Market Topics

Need to Know


Will API CJ-4 prove to be the most expensive engine oil category ever developed and, at the same time, the slowest ever to be accepted in the marketplace? As discussed in last months column, if this new heavy-duty engine oil category does not offer a demonstrable performance upgrade over todays CI-4 PLUS oils, yet costs end users significantly more to procure, it likely will go nowhere fast.

And based on developments over the past year, thats exactly how some felt the life and times of CJ-4 would likely play out. Many thought CJ-4 would be engineered to provide the same level of engine protection as CI-4 PLUS, and its only additional benefit would come in being an environmentally friendly product designed to enhance the usable life of aftertreatment devices on on-road heavy-duty diesels engines.

Well, following a meeting of HDEO movers, shakers and specification-makers at the end of January, the verdict is in. With its new tests defined and the limits essentially fixed for these tests, it looks like CJ-4 will offer a significant performance upgrade over its predecessor.

According to industry experts, CJ-4 will be engineered not only to provide enhanced performance for aftertreatment devices, but also will represent significant improvements over the CI-4 PLUS category in the areas of valvetrain wear control, soot handling, oil consumption, and protection for bearing and ring zone components. In addition, it will offer superior piston deposit control. This last issue is particularly relevant and important with modern diesel engine designs.

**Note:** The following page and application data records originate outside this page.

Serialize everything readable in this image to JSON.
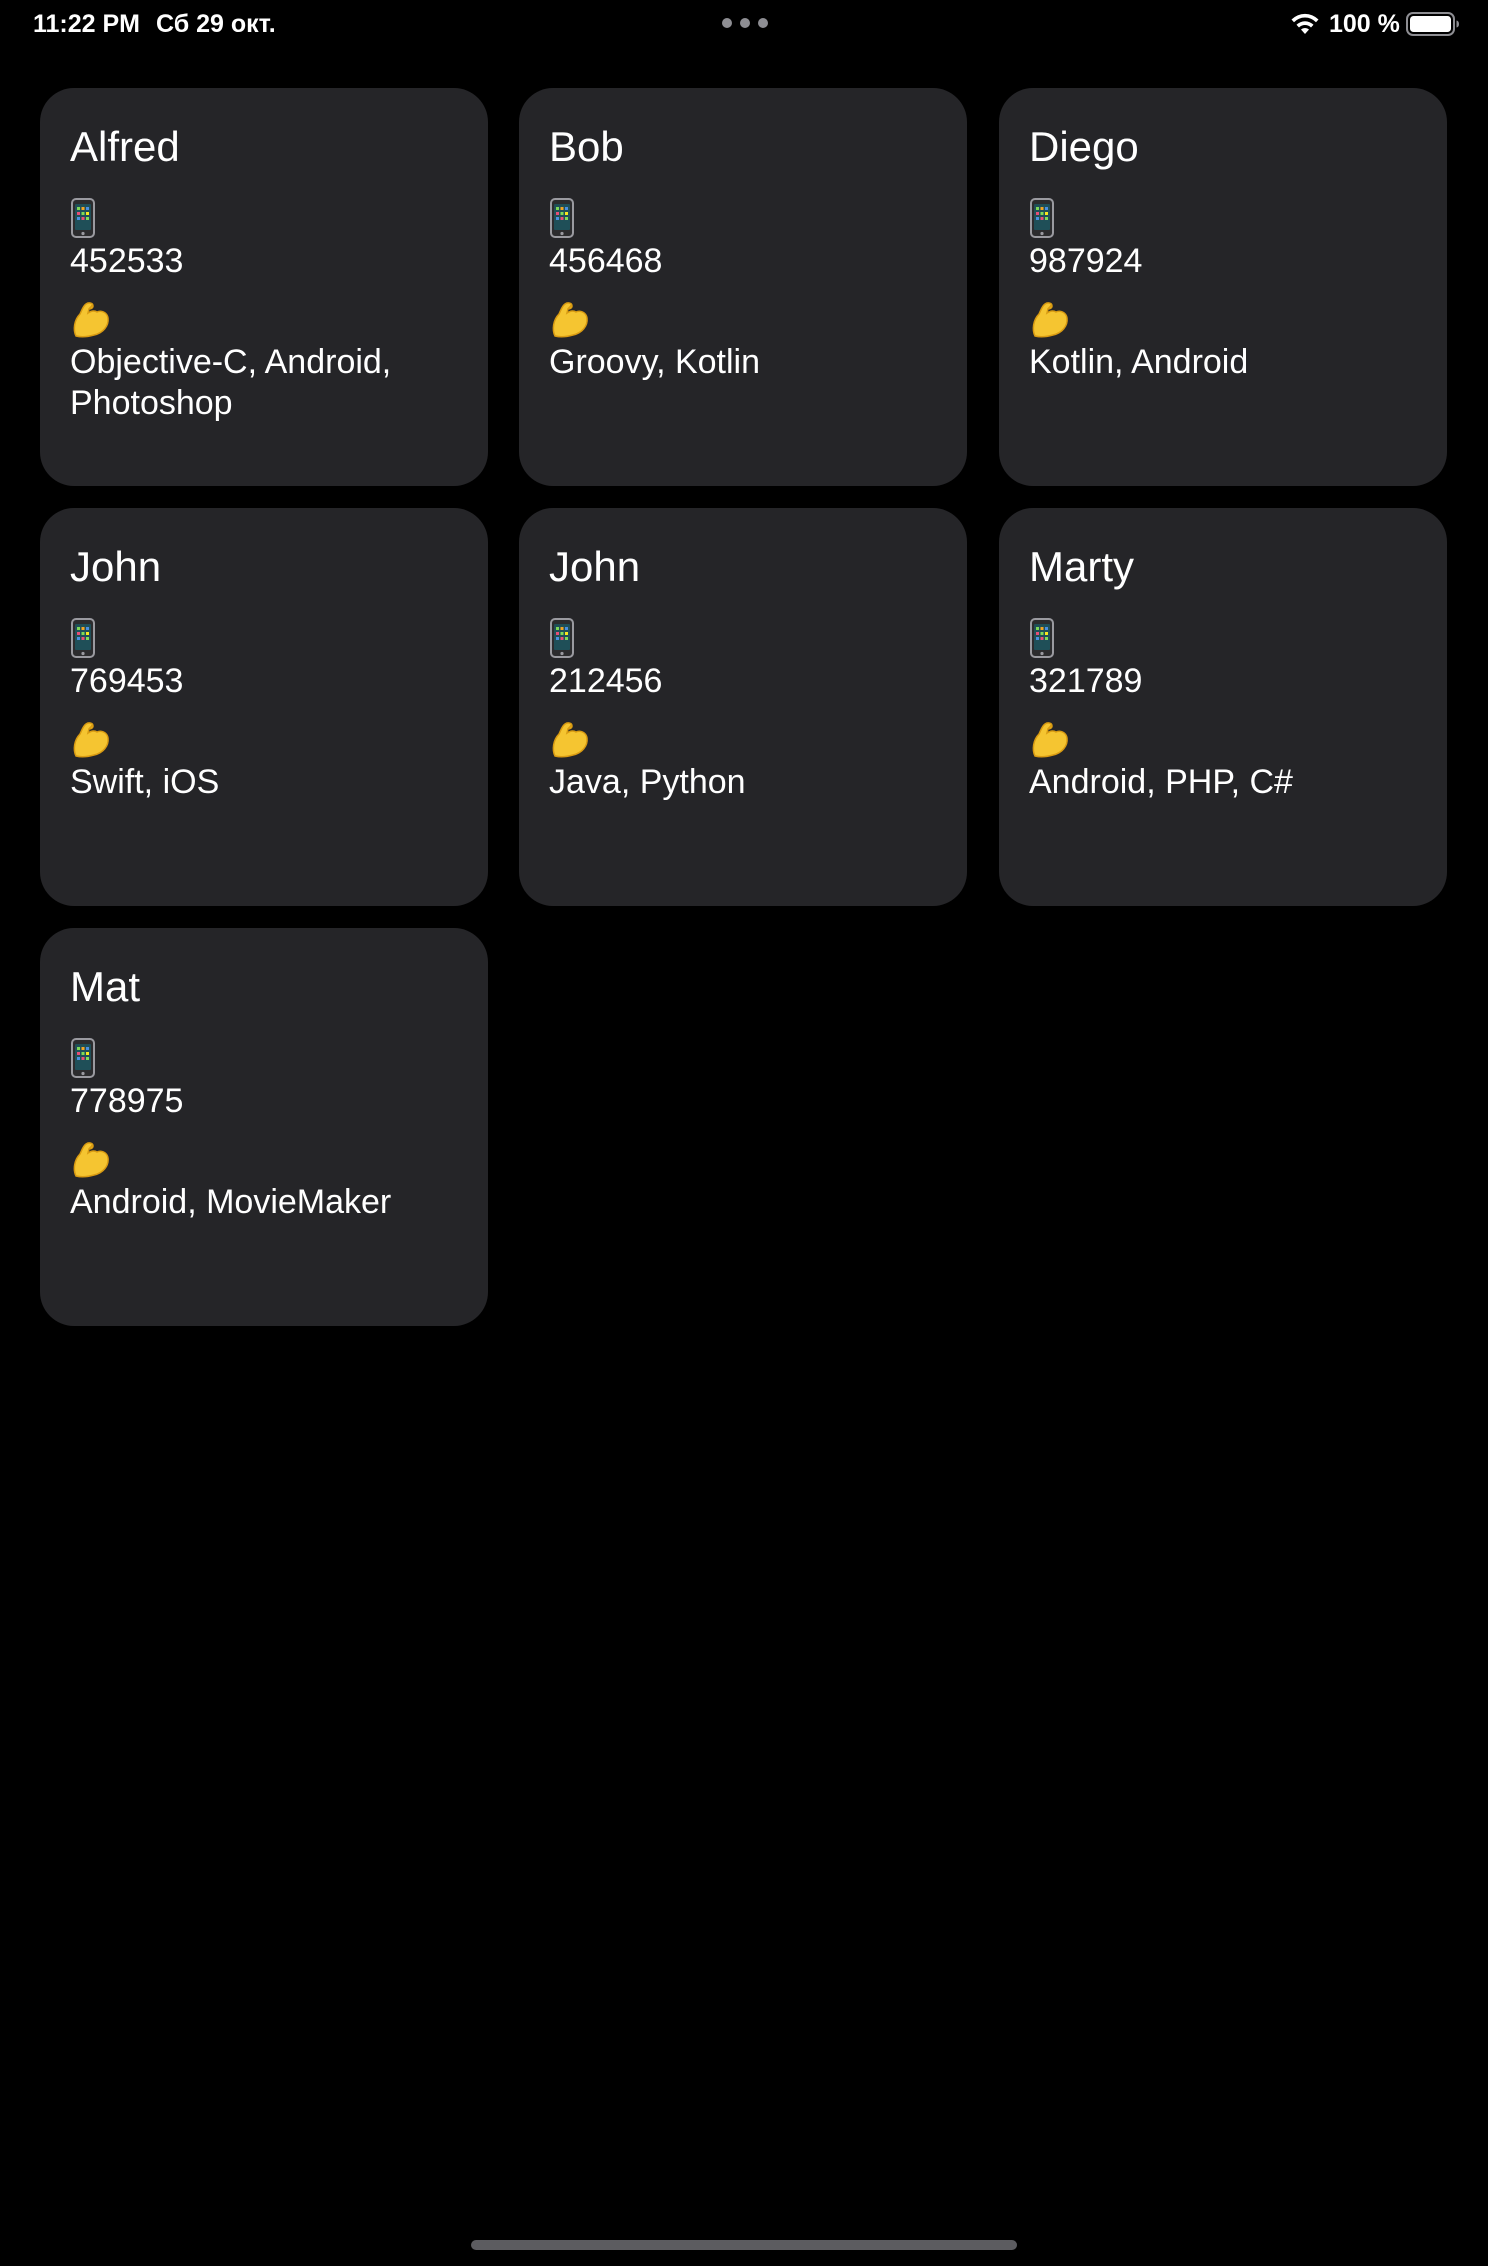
{
  "status_bar": {
    "time": "11:22 PM",
    "date": "Сб 29 окт.",
    "battery_percent": "100 %",
    "battery_level": 1.0,
    "icons": [
      "wifi-icon",
      "battery-icon"
    ]
  },
  "colors": {
    "background": "#000000",
    "card_background": "#252528",
    "text": "#ffffff",
    "phone_icon": "mobile-phone-emoji",
    "skills_icon": "flexed-biceps-emoji"
  },
  "contacts": [
    {
      "name": "Alfred",
      "phone": "452533",
      "skills": "Objective-C, Android, Photoshop"
    },
    {
      "name": "Bob",
      "phone": "456468",
      "skills": "Groovy, Kotlin"
    },
    {
      "name": "Diego",
      "phone": "987924",
      "skills": "Kotlin, Android"
    },
    {
      "name": "John",
      "phone": "769453",
      "skills": "Swift, iOS"
    },
    {
      "name": "John",
      "phone": "212456",
      "skills": "Java, Python"
    },
    {
      "name": "Marty",
      "phone": "321789",
      "skills": "Android, PHP, C#"
    },
    {
      "name": "Mat",
      "phone": "778975",
      "skills": "Android, MovieMaker"
    }
  ]
}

So the good news is that in spite of the naysayers and the nonbelievers, CJ-4 will provide wear protection and other performance characteristics superior to that seen with CI-4 PLUS. And unless something changes dramatically during the final leg of its race to market, CJ-4 will in fact offer a demonstrable performance upgrade. The bad news, however, is that the added wear protection, emissions-system compatibility and other benefits will come at a cost. Moreover, these costs may still present hurdles too high for CJ-4 to jump during its early years on the HDEO track.

The first hurdle is measured simply in the comparative price of a gallon of CJ-4 engine oil against that of CI-4 PLUS. Given the enhanced level of performance as well as the lubricant design constraints required by limits on sulfated ash, sulfur, and phosphorus, the outlook continues to be that CJ-4 will be a significantly more expensive product than CI-4 PLUS. In fact, according to most experts surveyed by Petroleum Trends International, CJ-4 could cost end users anywhere from 15 percent to 30 percent more. This premium equates to roughly $1.00 to $2.00 a gallon.

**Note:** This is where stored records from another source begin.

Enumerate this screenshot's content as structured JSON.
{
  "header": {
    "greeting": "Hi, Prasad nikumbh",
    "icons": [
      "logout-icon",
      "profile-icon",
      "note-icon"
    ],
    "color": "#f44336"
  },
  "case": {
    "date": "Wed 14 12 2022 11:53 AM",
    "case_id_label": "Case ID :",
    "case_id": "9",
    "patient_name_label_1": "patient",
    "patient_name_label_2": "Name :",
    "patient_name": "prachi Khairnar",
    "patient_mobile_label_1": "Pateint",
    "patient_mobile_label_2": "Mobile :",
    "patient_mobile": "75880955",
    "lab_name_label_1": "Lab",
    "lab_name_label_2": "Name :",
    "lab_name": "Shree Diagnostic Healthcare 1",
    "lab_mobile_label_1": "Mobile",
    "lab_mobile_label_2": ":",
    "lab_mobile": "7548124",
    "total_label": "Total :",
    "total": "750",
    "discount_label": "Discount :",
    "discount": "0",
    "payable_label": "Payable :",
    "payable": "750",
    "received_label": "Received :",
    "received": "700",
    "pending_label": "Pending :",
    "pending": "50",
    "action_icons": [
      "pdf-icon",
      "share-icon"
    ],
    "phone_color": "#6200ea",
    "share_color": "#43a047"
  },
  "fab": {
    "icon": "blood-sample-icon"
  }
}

If all else were equal, this premium is really not too bad, considering the higher level of performance ones fleet could achieve by using CJ-4. And in addition to superior wear protection, operators may also enjoy the simplicity of a one-barrel solution for all their pre- and post-2007 engine needs. Sounds good, but all things are not equal and therein lies the second and likely higher hurdle CJ-4 must jump if it wants to place in the HDEO market race over the next year or two: oil drain intervals. Like it or not, many users will focus right in on CJ-4s total base number (TBN).

Based on what some formulators are saying, CJ-4 oils will likely have a TBN in the range of 8 to 9. This represents a significant drop from the 10 to 12 TBN typically seen with CI-4 PLUS. And when end-users see a drop like this, all their alarms about drain intervals are going to go off. This is because TBN is a measure of engine oils ability to neutralize the acidic byproducts of combustion. Theoretically, when the TBN drops, so does the drain interval. A drop in TBN like the one expected with a move to CJ-4 could mean a 20 percent to 25 percent shortening of the distance between drains.

Granted, one could argue that any decline in drain intervals associated with the use of CJ-4 will be offset by the soon-to-be-mandated use of ultra-low sulfur diesel fuel. But even if this is taken into account, one has to wonder what engine builders like Caterpillar know that the rest of us might not.

Based on the mutual exclusivity of Caterpillars new ECF-3 and potential ECF-2 specifications – the first for Cat engines dated 2007 and beyond, the latter for earlier models – one could be led to speculate that they (and maybe others) know more about future oil drain intervals for EPA-compliant hardware using lower-TBN CJ-4 lubricants than they have publicly disclosed. And if they do, there is a good chance some of the big brands in HDEO will be a big bust if the only horse they have in the race is API CJ-4.

Related Topics

Market Topics